Bad Science: The Short Life and Weird Times of Cold Fusion
Gary Taubes, Random House, NY, 1993
Hardback, 503 pages.
"Gary Taubes took an axe
Gave Pons and Fleischmann forty whacks
And when he saw what he had done
He gave John Bockris forty-one."
(with apologies to Lizzie Borden)
Gary Taubes begins this book on a witch hunt and never lets up. What could have been the definitive nail in the coffin of low-level phenomena in deuterided solids (a current and politically correct name for cold fusion), becomes instead a collection of hard facts diluted with opinions and innuendoes. Taubes is a scientific journalist who "studied physics at Harvard", but how could anyone who studied physics say "gases ... are unable to support a high enough concentration of ions to conduct electricity." Perhaps Mr. Taubes would like to test his assertion in the next thunderstorm? Perhaps he has never seen a neon sign? And yet this is one of the shreds of evidence he uses to indict a Pons and Fleischmann manuscript on gas-phase electrochemistry. This is not to say their papers, which he describes as "dead wrong to recklessly interpreted" were not. I can't tell, since he makes it extremely difficult for the reader to confirm the assertions, providing almost no references in the entire book.
"Bad Science" follows the misadventures of cold fusion advocates and skeptics from 1989 to 1992, from the ecstatic beginning through the rapid demise. It also examines in great detail both the scientific and personal lives of the major players in the drama: Pons, Fleischmann, Jones, and Bockris. I suppose Mr. Taubes felt that the only way to explain the mass delusion of so many scientists was to provide a psychological basis for the phenomena. And you know, he’s right! When you start looking at scientists as human beings and not as computers on legs, you also start to realize their fallibility.
The book is a treasure-trove of great quotations:
- The Vernon Hughes law of low-level statistics ("Despite the fact that a three-sigma effect appears to have a 99.73 percent chance of being right, it will be wrong half the time") is used to examine the level of confidence at which scientists publish. Steve Jones is quoted to say "if 4 sigma publish."
- The wager of Blaise Pascal, who renounced a life of science for one of faith ("To bet on the existence of God and to be wrong is to lose little or nothing. To wager correctly that there is a god is to be rewarded with an infinity of infinitely happy life ... if you win you win everyting, if you lose you lose nothing. Do not hesitate then; wager that he does exist.") is used to explain why so many jumped on the cold fusion bandwagon. As the Cal Tech electrochemist Nathan Lewis said, "If cold fusion were true, electrochemists would all have funding beyond their wildest imaginations ... an electrochemist’s wet dream!"
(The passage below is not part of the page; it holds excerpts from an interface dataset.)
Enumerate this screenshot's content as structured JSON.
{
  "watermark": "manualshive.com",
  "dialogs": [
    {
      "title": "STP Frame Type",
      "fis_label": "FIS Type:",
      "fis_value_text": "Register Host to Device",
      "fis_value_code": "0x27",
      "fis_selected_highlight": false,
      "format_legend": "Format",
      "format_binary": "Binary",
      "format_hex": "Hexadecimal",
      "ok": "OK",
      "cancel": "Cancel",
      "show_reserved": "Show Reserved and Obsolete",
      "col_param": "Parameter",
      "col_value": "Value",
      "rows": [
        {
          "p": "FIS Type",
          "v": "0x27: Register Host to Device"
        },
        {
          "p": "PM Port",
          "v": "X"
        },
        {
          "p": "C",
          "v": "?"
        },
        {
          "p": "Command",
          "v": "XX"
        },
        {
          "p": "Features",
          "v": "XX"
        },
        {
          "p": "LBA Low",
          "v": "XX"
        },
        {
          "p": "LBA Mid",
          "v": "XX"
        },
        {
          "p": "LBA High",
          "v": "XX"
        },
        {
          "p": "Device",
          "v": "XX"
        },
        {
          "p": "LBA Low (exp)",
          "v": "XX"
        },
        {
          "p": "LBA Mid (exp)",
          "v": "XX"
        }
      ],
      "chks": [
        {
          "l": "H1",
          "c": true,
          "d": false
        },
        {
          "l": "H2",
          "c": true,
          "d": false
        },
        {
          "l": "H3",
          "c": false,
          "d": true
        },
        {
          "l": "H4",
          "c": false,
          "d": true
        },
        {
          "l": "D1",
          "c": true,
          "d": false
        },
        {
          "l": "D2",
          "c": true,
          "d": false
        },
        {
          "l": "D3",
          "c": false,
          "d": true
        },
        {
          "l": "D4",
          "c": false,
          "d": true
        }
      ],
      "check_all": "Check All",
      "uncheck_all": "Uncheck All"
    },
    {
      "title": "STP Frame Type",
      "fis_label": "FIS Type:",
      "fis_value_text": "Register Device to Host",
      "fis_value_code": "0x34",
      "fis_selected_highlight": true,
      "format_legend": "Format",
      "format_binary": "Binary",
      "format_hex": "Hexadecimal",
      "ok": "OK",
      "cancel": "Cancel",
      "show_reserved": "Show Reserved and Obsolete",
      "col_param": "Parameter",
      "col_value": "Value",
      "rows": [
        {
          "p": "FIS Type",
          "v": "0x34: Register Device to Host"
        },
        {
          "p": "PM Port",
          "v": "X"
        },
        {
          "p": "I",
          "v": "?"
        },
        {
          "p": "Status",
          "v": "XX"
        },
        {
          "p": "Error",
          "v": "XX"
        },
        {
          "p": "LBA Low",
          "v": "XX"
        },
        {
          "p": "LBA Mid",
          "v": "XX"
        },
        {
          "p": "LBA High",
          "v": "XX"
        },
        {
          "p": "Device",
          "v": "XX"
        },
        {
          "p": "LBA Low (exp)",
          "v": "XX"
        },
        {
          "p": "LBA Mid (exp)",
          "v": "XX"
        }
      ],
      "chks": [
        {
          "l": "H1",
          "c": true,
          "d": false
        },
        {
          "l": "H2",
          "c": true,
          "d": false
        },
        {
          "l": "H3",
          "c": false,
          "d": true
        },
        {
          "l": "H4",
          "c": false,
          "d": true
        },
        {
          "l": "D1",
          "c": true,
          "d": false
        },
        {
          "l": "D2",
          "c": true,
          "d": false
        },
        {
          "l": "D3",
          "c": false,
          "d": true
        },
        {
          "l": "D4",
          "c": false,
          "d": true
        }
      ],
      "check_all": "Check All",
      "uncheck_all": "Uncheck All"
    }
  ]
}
- But perhaps the most telling quotes are from Fleischmann ("If you really don’t believe something deeply enough before you do an experiment, you will never get it to work") and Bockris ("Negative results can be obtained without skill and experience.") Indeed, I found the most valuable part of this book to be the close examination of how those without skill and experience, or even with skill and experience, got positive results when none existed.
Finally, perhaps the most vilified person in the book is John Bockris, Distinguished Professor of Chemistry at Texas A&M. While many know Dr. Bockris from his distinguished career in electrochemical research, others will recall the recent media examination of his transmutation experiments (see Academic Freedom or Scientific Misconduct?). Taubes notes that Dr. Bockris' research group kept the cold fusion balloon aloft by claims of tritium in their cold fusion cells, and points an accusing finger at a Bockris graduate student, presents circumstantial evidence of fraudulent spiking and claims a cover-up.
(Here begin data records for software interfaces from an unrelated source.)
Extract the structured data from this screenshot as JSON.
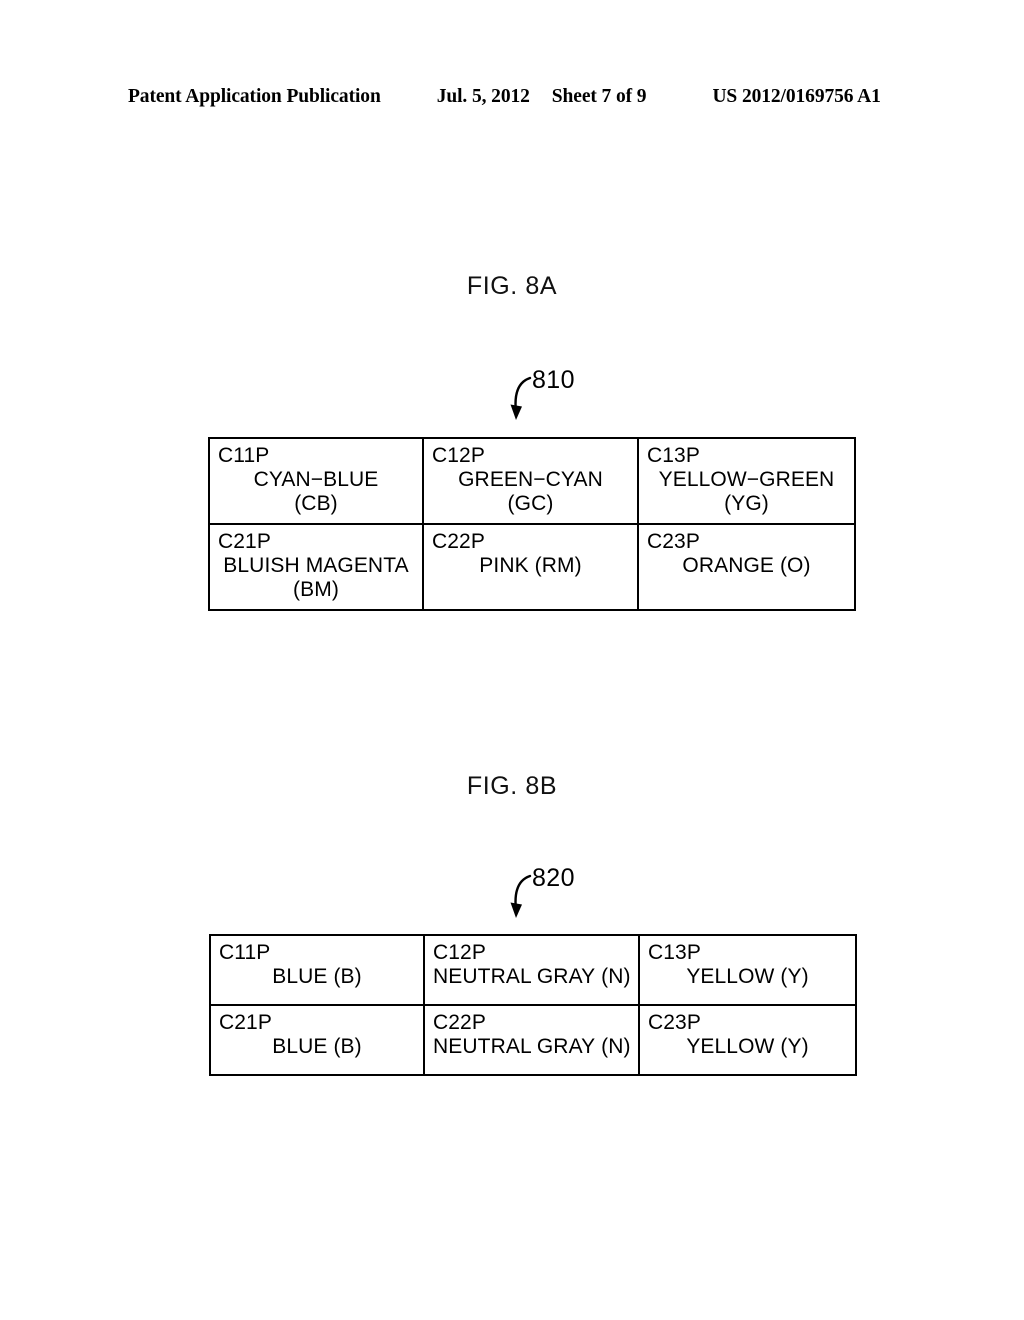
{
  "header": {
    "publication": "Patent Application Publication",
    "date": "Jul. 5, 2012",
    "sheet": "Sheet 7 of 9",
    "document_number": "US 2012/0169756 A1"
  },
  "figures": [
    {
      "title": "FIG. 8A",
      "reference_numeral": "810",
      "rows": [
        [
          {
            "code": "C11P",
            "value": "CYAN−BLUE",
            "abbr": "(CB)",
            "inline": false
          },
          {
            "code": "C12P",
            "value": "GREEN−CYAN",
            "abbr": "(GC)",
            "inline": false
          },
          {
            "code": "C13P",
            "value": "YELLOW−GREEN",
            "abbr": "(YG)",
            "inline": false
          }
        ],
        [
          {
            "code": "C21P",
            "value": "BLUISH MAGENTA",
            "abbr": "(BM)",
            "inline": false
          },
          {
            "code": "C22P",
            "value": "PINK",
            "abbr": "(RM)",
            "inline": true
          },
          {
            "code": "C23P",
            "value": "ORANGE",
            "abbr": "(O)",
            "inline": true
          }
        ]
      ]
    },
    {
      "title": "FIG. 8B",
      "reference_numeral": "820",
      "rows": [
        [
          {
            "code": "C11P",
            "value": "BLUE",
            "abbr": "(B)",
            "inline": true
          },
          {
            "code": "C12P",
            "value": "NEUTRAL GRAY",
            "abbr": "(N)",
            "inline": true
          },
          {
            "code": "C13P",
            "value": "YELLOW",
            "abbr": "(Y)",
            "inline": true
          }
        ],
        [
          {
            "code": "C21P",
            "value": "BLUE",
            "abbr": "(B)",
            "inline": true
          },
          {
            "code": "C22P",
            "value": "NEUTRAL GRAY",
            "abbr": "(N)",
            "inline": true
          },
          {
            "code": "C23P",
            "value": "YELLOW",
            "abbr": "(Y)",
            "inline": true
          }
        ]
      ]
    }
  ],
  "colors": {
    "ink": "#000000",
    "page": "#ffffff"
  }
}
Perhaps the most puzzling question in the book was why Eugene Mallove, the outspoken supporter of cold fusion is mentioned only briefly and in a positive tone by Taubes. Very strange, since Mallove rakes him over the coals for his tritium accusations against the Bockris lab in his pro-cold fusion book, "Fire from Ice" (Wiley, 1991) published two years before.
There are few winners in "Bad Science." Taube’s witch-hunt finds plenty of victims, and few are innocent. I found the book easy to read and quite enjoyable, although when I finished, I wasn’t very satisfied. Perhaps the scientist in me resented the intrusion into private lives, or maybe it was just the absence of adequate references and documentation. I highly recommend "Bad Science", but also suggest you read it carefully with a skeptical eye.
Page prepared by: Mike Epstein
Last Modified: 30 April 1999